The Confederation of British Industry (CBI) has published their monthly survey of UK manufacturing, showing an easing in the recent downturn, Reuters reported on Tuesday, August 20.
Industrial order expectations from UK manufacturers reported a balance of -13% below normal. This was an improvement from the previous month’s balance of -34% and trumped a poll of economists who predicted a -23% balance.
The surpassing of the long-run average of -17% and the fact that factory bosses are not expected to increase prices in the immediate future lightens the picture. However, threats do persist.
The CBI’s deputy chief economist Anna Leach admitted that: “Despite signs of stabilisation in the data this month, UK manufacturers remain on the receiving end of a double whammy: the slowdown in the global economy and Brexit uncertainty.”
UK Manufacturing has seen some prominent crises in recent weeks, with the UK government stepping in with a £300 million support package to rescue British Steel and 4,000 jobs.
Not all of British Steel’s woes can be blamed on Brexit, however, the £15 billion Turkish firm poised to buy British Steel, Oyak announced this week plans to relocate another of their British based factories to Europe citing in part Brexit uncertainty.

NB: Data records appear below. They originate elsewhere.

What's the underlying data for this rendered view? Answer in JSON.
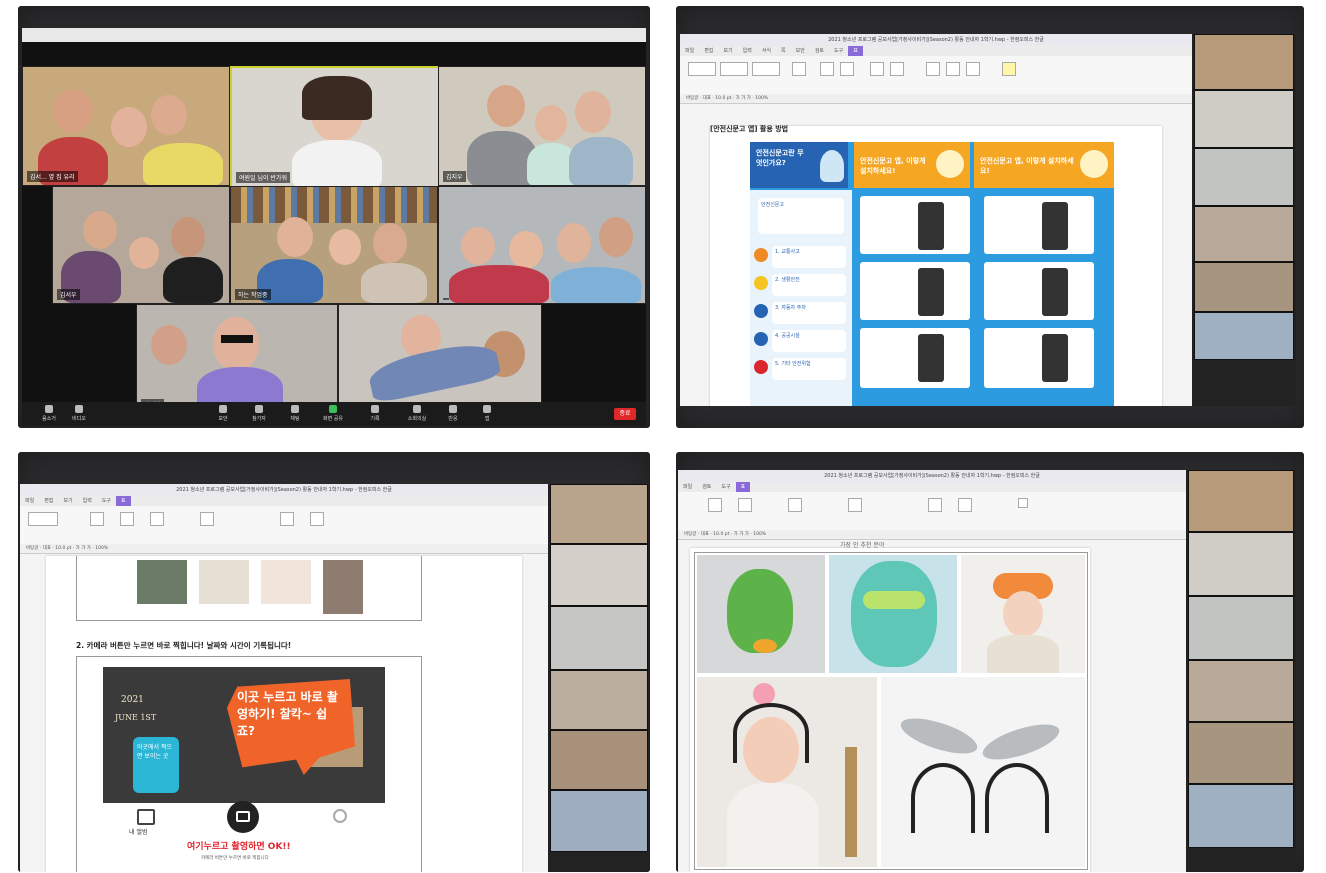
{
  "zoom": {
    "names": [
      "김서... 옆 집 유리",
      "여원일 님이 반가워",
      "김지우",
      "김서우",
      "하는 작업중",
      "",
      "정지현",
      ""
    ],
    "end_label": "종료",
    "toolbar": [
      "음소거",
      "비디오",
      "보안",
      "참가자",
      "채팅",
      "화면 공유",
      "기록",
      "소회의실",
      "반응",
      "앱"
    ]
  },
  "hwp_top": {
    "title": "2021 청소년 프로그램 공모사업[가정사이비가](Season2) 활동 안내자 1학기.hwp - 한컴오피스 한글",
    "menu": [
      "파일",
      "편집",
      "보기",
      "입력",
      "서식",
      "쪽",
      "보안",
      "검토",
      "도구",
      "표"
    ],
    "active_menu": "표",
    "heading": "[안전신문고 앱] 활용 방법",
    "poster": {
      "q": "안전신문고란 무엇인가요?",
      "install1": "안전신문고 앱, 이렇게 설치하세요!",
      "install2": "안전신문고 앱, 이렇게 설치하세요!",
      "brand": "안전신문고",
      "steps": [
        "1. 교통사고",
        "2. 생활안전",
        "3. 자동차 주차",
        "4. 공공시설",
        "5. 기타 안전위험"
      ]
    }
  },
  "hwp_bl": {
    "title": "2021 청소년 프로그램 공모사업[가정사이비가](Season2) 활동 안내자 1학기.hwp - 한컴오피스 한글",
    "heading": "2. 카메라 버튼만 누르면 바로 찍힙니다! 날짜와 시간이 기록됩니다!",
    "bubble_orange": "이곳 누르고 바로 촬영하기! 찰칵~ 쉽죠?",
    "bubble_blue": "이곳에서 찍으면 보이는 곳",
    "photo_date_1": "2021",
    "photo_date_2": "JUNE 1ST",
    "album_label": "내 앨범",
    "ok_label": "여기누르고 촬영하면 OK!!",
    "small_note": "카메라 버튼만 누르면 바로 찍힙니다"
  },
  "hwp_br": {
    "title": "2021 청소년 프로그램 공모사업[가정사이비가](Season2) 활동 안내자 1학기.hwp - 한컴오피스 한글",
    "caption": "가장 인 추천 분야"
  }
}
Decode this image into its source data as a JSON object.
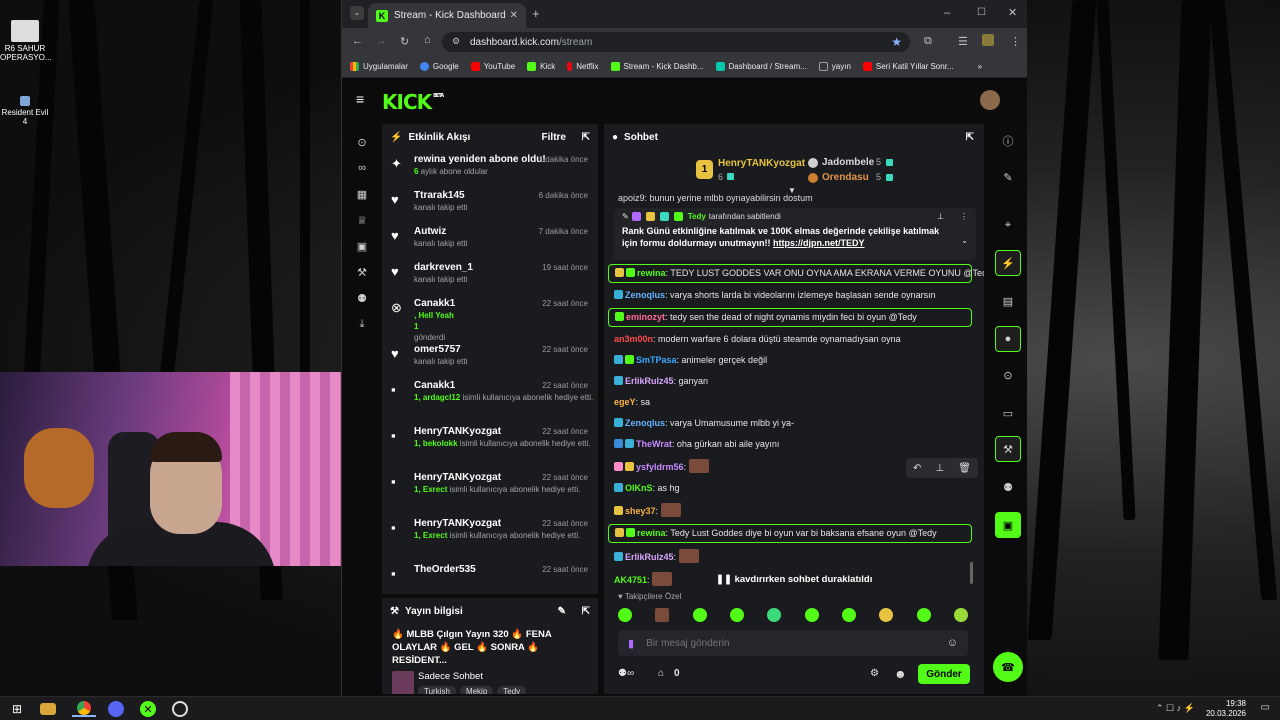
{
  "desktop": {
    "icons": [
      {
        "label": "R6 SAHUR OPERASYO..."
      },
      {
        "label": "Resident Evil 4"
      }
    ]
  },
  "browser": {
    "tab_title": "Stream - Kick Dashboard",
    "new_tab": "+",
    "url_domain": "dashboard.kick.com",
    "url_path": "/stream",
    "bookmarks": [
      {
        "label": "Uygulamalar",
        "color": "#e8eaed"
      },
      {
        "label": "Google",
        "color": "#4285f4"
      },
      {
        "label": "YouTube",
        "color": "#ff0000"
      },
      {
        "label": "Kick",
        "color": "#53fc18"
      },
      {
        "label": "Netflix",
        "color": "#e50914"
      },
      {
        "label": "Stream - Kick Dashb...",
        "color": "#53fc18"
      },
      {
        "label": "Dashboard / Stream...",
        "color": "#00c8af"
      },
      {
        "label": "yayın",
        "color": "#9aa0a6"
      },
      {
        "label": "Seri Katil Yıllar Sonr...",
        "color": "#ff0000"
      }
    ],
    "more_bookmarks": "»"
  },
  "kick": {
    "logo": "KICK",
    "logo_sup": "BETA",
    "activity": {
      "title": "Etkinlik Akışı",
      "filter": "Filtre",
      "items": [
        {
          "icon": "✦",
          "name": "rewina yeniden abone oldu!",
          "sub_green": "6",
          "sub": " aylık abone oldular",
          "time": "1 dakika önce"
        },
        {
          "icon": "♥",
          "name": "Ttrarak145",
          "sub_green": "",
          "sub": "kanalı takip etti",
          "time": "6 dakika önce"
        },
        {
          "icon": "♥",
          "name": "Autwiz",
          "sub_green": "",
          "sub": "kanalı takip etti",
          "time": "7 dakika önce"
        },
        {
          "icon": "♥",
          "name": "darkreven_1",
          "sub_green": "",
          "sub": "kanalı takip etti",
          "time": "19 saat önce"
        },
        {
          "icon": "⊗",
          "name": "Canakk1",
          "sub_green": ", Hell Yeah",
          "sub": "",
          "extra": "1",
          "extra2": "gönderdi",
          "time": "22 saat önce"
        },
        {
          "icon": "♥",
          "name": "omer5757",
          "sub_green": "",
          "sub": "kanalı takip etti",
          "time": "22 saat önce"
        },
        {
          "icon": "▪",
          "name": "Canakk1",
          "sub_green": "1, ardagcl12",
          "sub": " isimli kullanıcıya abonelik hediye etti.",
          "time": "22 saat önce"
        },
        {
          "icon": "▪",
          "name": "HenryTANKyozgat",
          "sub_green": "1, bekolokk",
          "sub": " isimli kullanıcıya abonelik hediye etti.",
          "time": "22 saat önce"
        },
        {
          "icon": "▪",
          "name": "HenryTANKyozgat",
          "sub_green": "1, Exrect",
          "sub": " isimli kullanıcıya abonelik hediye etti.",
          "time": "22 saat önce"
        },
        {
          "icon": "▪",
          "name": "HenryTANKyozgat",
          "sub_green": "1, Exrect",
          "sub": " isimli kullanıcıya abonelik hediye etti.",
          "time": "22 saat önce"
        },
        {
          "icon": "▪",
          "name": "TheOrder535",
          "sub_green": "",
          "sub": "",
          "time": "22 saat önce"
        }
      ]
    },
    "stream_info": {
      "title": "Yayın bilgisi",
      "stream_title": "🔥 MLBB Çılgın Yayın 320 🔥 FENA OLAYLAR 🔥 GEL 🔥 SONRA 🔥 RESİDENT...",
      "category": "Sadece Sohbet",
      "tags": [
        "Turkish",
        "Mekip",
        "Tedy"
      ]
    },
    "chat": {
      "title": "Sohbet",
      "leaderboard": {
        "first_rank": "1",
        "first_name": "HenryTANKyozgat",
        "first_value": "6",
        "second_name": "Jadombele",
        "second_value": "5",
        "third_name": "Orendasu",
        "third_value": "5"
      },
      "cut_line": "apoiz9: bunun yerine mlbb oynayabilirsin dostum",
      "pinned": {
        "by_name": "Tedy",
        "by_suffix": " tarafından sabitlendi",
        "text": "Rank Günü etkinliğine katılmak ve 100K elmas değerinde çekilişe katılmak için formu doldurmayı unutmayın!! ",
        "link": "https://djpn.net/TEDY"
      },
      "messages": [
        {
          "user": "rewina",
          "color": "#53fc18",
          "text": ": TEDY LUST GODDES VAR ONU OYNA AMA EKRANA VERME OYUNU @Tedy",
          "hl": true,
          "badges": [
            "#e7c341",
            "#53fc18"
          ]
        },
        {
          "user": "Zenoqlus",
          "color": "#66b2ff",
          "text": ": varya shorts larda bi videolarını izlemeye başlasan sende oynarsın",
          "hl": false,
          "badges": [
            "#3ab0d9"
          ]
        },
        {
          "user": "eminozyt",
          "color": "#ff6b9a",
          "text": ": tedy sen the dead of night oynamis miydin feci bi oyun @Tedy",
          "hl": true,
          "badges": [
            "#53fc18"
          ]
        },
        {
          "user": "an3m00n",
          "color": "#ff4a4a",
          "text": ": modern warfare 6 dolara düştü steamde oynamadıysan oyna",
          "hl": false,
          "badges": []
        },
        {
          "user": "SmTPasa",
          "color": "#3aa8ff",
          "text": ": animeler gerçek değil",
          "hl": false,
          "badges": [
            "#3ab0d9",
            "#53fc18"
          ]
        },
        {
          "user": "ErlikRulz45",
          "color": "#d9a6ff",
          "text": ": ganyan",
          "hl": false,
          "badges": [
            "#3ab0d9"
          ]
        },
        {
          "user": "egeY",
          "color": "#ffb347",
          "text": ": sa",
          "hl": false,
          "badges": []
        },
        {
          "user": "Zenoqlus",
          "color": "#66b2ff",
          "text": ": varya Umamusume mlbb yi ya-",
          "hl": false,
          "badges": [
            "#3ab0d9"
          ]
        },
        {
          "user": "TheWrat",
          "color": "#c78bff",
          "text": ": oha gürkan abi aile yayını",
          "hl": false,
          "badges": [
            "#3a8ad9",
            "#3ab0d9"
          ]
        },
        {
          "user": "ysfyldrm56",
          "color": "#c78bff",
          "text": ":",
          "hl": false,
          "badges": [
            "#ff8ac6",
            "#e7c341"
          ],
          "emote": true
        },
        {
          "user": "OlKnS",
          "color": "#53fc18",
          "text": ": as hg",
          "hl": false,
          "badges": [
            "#3ab0d9"
          ]
        },
        {
          "user": "shey37",
          "color": "#ffb347",
          "text": ":",
          "hl": false,
          "badges": [
            "#e7c341"
          ],
          "emote": true
        },
        {
          "user": "rewina",
          "color": "#53fc18",
          "text": ": Tedy Lust Goddes diye bi oyun var bi baksana efsane oyun @Tedy",
          "hl": true,
          "badges": [
            "#e7c341",
            "#53fc18"
          ]
        },
        {
          "user": "ErlikRulz45",
          "color": "#d9a6ff",
          "text": ":",
          "hl": false,
          "badges": [
            "#3ab0d9"
          ],
          "emote": true
        },
        {
          "user": "AK4751",
          "color": "#53fc18",
          "text": ":",
          "hl": false,
          "badges": [],
          "emote": true
        }
      ],
      "paused": "kavdırırken sohbet duraklatıldı",
      "followers_only": "Takipçilere Özel",
      "input_placeholder": "Bir mesaj gönderin",
      "viewers": "0",
      "send": "Gönder"
    }
  },
  "taskbar": {
    "time": "19:38",
    "date": "20.03.2026"
  },
  "colors": {
    "kick_green": "#53fc18",
    "panel": "#191b1f"
  }
}
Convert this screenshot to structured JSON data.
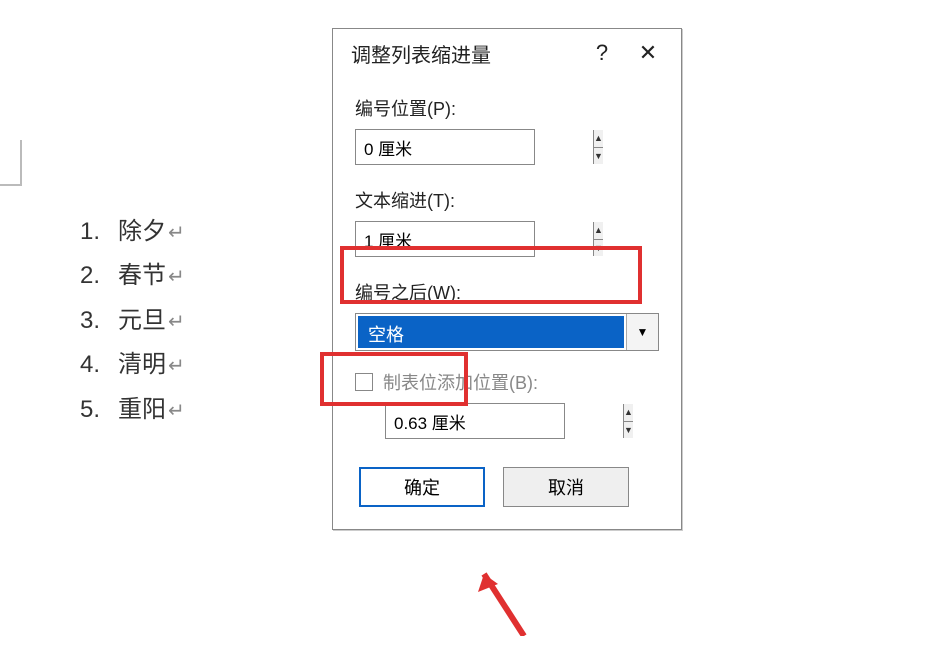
{
  "document": {
    "items": [
      {
        "num": "1.",
        "text": "除夕"
      },
      {
        "num": "2.",
        "text": "春节"
      },
      {
        "num": "3.",
        "text": "元旦"
      },
      {
        "num": "4.",
        "text": "清明"
      },
      {
        "num": "5.",
        "text": "重阳"
      }
    ],
    "return_glyph": "↵"
  },
  "dialog": {
    "title": "调整列表缩进量",
    "help": "?",
    "close": "✕",
    "number_position": {
      "label": "编号位置(P):",
      "value": "0 厘米"
    },
    "text_indent": {
      "label": "文本缩进(T):",
      "value": "1 厘米"
    },
    "after_number": {
      "label": "编号之后(W):",
      "value": "空格"
    },
    "tab_stop": {
      "checkbox_label": "制表位添加位置(B):",
      "value": "0.63 厘米"
    },
    "ok": "确定",
    "cancel": "取消"
  }
}
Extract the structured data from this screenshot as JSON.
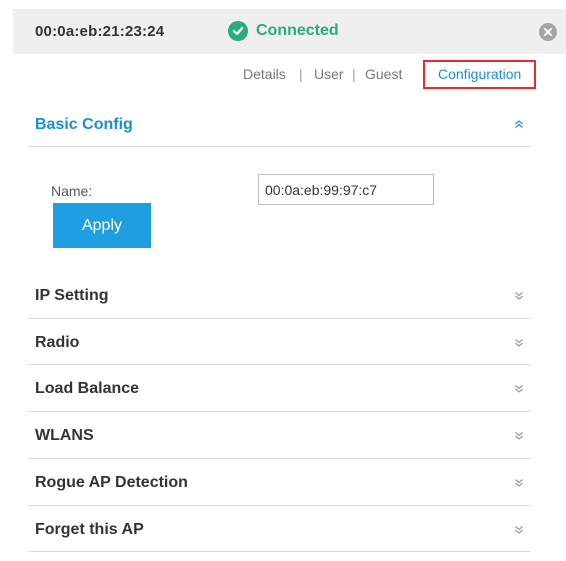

Howard Archer, Chief Economic Advisor to the EY ITEM Club, a leading economic forecasting group, found a similar lack of investor confidence within the CBI report, tweeting that there “Doesn’t appear to be much sign of renewed stockbuilding in [the] survey”.